* **Work to complete**: Among the records below, find each line bearing the word "star" and copy it.

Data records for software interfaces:
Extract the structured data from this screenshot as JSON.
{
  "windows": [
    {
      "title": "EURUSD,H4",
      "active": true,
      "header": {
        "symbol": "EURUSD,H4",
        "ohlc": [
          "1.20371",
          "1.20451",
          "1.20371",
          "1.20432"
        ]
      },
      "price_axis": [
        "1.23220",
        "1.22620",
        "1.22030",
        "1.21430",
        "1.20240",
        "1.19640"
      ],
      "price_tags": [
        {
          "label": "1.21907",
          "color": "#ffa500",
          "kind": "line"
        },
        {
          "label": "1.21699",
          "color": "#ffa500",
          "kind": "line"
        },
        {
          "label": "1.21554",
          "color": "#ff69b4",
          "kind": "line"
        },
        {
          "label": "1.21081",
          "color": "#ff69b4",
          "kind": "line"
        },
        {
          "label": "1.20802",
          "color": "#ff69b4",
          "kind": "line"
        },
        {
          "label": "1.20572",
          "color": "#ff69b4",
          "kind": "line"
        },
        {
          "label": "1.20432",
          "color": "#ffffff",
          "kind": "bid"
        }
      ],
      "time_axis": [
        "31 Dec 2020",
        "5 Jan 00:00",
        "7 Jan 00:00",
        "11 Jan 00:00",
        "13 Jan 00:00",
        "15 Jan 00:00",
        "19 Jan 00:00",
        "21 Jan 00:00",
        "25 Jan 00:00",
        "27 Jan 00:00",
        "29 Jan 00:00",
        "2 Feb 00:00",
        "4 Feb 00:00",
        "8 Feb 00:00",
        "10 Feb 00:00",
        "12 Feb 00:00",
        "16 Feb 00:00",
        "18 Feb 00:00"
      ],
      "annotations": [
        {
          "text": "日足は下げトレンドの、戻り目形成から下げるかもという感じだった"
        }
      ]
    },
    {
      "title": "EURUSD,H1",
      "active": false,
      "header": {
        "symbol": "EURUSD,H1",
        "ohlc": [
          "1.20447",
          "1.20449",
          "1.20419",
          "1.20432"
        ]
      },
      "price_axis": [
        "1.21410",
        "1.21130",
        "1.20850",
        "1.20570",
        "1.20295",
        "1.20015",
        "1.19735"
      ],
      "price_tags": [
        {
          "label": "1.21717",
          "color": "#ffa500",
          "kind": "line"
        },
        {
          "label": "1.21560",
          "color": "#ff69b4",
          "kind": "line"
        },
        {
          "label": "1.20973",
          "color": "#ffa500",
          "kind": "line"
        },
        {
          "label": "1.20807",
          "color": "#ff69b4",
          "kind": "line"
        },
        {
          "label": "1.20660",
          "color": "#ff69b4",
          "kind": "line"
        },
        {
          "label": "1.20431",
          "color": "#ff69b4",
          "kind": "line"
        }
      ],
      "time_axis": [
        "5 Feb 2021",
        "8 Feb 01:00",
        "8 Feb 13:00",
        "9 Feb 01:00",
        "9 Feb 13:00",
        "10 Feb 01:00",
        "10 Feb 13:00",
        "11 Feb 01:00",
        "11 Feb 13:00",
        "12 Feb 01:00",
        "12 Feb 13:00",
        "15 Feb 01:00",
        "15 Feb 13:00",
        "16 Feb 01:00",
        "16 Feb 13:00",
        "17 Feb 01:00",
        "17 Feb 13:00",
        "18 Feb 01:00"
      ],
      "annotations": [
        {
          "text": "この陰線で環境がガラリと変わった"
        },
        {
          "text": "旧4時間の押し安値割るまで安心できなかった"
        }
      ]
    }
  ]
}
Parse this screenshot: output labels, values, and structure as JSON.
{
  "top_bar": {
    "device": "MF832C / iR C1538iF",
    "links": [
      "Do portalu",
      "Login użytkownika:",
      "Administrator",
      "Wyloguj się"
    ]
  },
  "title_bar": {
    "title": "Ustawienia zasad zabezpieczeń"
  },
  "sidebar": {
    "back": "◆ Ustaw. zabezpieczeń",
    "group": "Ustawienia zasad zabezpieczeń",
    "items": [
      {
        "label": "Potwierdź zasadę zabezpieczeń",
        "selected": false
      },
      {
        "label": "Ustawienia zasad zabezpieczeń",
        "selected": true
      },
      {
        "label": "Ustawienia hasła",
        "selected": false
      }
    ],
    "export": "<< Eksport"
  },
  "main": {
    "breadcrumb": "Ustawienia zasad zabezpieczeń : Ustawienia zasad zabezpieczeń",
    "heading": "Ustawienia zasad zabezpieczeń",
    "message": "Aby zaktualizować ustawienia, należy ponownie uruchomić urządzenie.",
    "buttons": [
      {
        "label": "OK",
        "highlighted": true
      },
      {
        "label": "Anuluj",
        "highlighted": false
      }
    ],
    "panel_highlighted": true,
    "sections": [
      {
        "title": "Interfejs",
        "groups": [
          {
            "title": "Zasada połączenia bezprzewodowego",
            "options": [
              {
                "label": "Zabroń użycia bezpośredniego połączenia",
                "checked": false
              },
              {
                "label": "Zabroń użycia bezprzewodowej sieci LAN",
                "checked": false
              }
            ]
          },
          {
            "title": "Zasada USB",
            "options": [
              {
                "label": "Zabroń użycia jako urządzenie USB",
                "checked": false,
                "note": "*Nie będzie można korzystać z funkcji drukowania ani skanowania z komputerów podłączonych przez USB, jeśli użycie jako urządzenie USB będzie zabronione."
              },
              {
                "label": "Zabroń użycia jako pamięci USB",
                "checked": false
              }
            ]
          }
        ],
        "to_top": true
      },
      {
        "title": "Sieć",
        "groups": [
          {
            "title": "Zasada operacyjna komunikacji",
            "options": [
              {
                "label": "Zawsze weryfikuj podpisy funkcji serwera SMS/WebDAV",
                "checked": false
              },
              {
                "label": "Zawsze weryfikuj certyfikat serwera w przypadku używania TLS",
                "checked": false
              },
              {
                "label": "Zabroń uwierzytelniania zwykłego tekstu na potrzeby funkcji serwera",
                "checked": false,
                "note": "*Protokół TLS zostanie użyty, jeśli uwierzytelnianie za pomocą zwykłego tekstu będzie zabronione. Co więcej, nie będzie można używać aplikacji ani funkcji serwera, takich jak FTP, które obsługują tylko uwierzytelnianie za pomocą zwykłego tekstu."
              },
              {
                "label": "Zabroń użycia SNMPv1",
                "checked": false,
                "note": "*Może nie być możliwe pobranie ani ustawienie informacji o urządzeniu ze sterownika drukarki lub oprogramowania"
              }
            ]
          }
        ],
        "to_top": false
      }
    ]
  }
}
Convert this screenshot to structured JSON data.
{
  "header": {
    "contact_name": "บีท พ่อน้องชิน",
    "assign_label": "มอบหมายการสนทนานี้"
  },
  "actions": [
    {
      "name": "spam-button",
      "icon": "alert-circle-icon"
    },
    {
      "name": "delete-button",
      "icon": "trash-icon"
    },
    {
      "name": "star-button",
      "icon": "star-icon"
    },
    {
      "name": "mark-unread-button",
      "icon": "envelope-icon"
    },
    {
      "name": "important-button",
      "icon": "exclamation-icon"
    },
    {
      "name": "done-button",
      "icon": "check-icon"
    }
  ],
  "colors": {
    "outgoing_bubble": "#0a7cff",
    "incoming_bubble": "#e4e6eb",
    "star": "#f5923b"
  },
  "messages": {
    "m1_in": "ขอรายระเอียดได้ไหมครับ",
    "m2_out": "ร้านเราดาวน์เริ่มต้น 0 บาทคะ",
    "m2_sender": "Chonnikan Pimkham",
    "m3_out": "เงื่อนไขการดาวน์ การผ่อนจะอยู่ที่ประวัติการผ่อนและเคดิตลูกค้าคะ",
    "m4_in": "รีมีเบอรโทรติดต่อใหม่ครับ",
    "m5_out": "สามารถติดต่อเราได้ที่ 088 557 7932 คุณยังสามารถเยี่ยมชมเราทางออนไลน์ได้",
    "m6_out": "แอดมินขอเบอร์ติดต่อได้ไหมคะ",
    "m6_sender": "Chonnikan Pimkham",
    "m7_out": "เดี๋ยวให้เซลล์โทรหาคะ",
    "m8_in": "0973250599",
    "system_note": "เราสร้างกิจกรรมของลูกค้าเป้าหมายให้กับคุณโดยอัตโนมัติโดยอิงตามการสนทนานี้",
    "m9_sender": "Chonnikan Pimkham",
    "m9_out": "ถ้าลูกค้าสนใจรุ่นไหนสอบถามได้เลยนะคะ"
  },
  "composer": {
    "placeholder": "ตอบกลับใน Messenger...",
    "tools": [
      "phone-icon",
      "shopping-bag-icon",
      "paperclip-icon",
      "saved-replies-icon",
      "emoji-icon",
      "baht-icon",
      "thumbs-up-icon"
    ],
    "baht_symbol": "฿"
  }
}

* **Answer to this problem**:
      "name": "star-button",
      "icon": "star-icon"
    "star": "#f5923b"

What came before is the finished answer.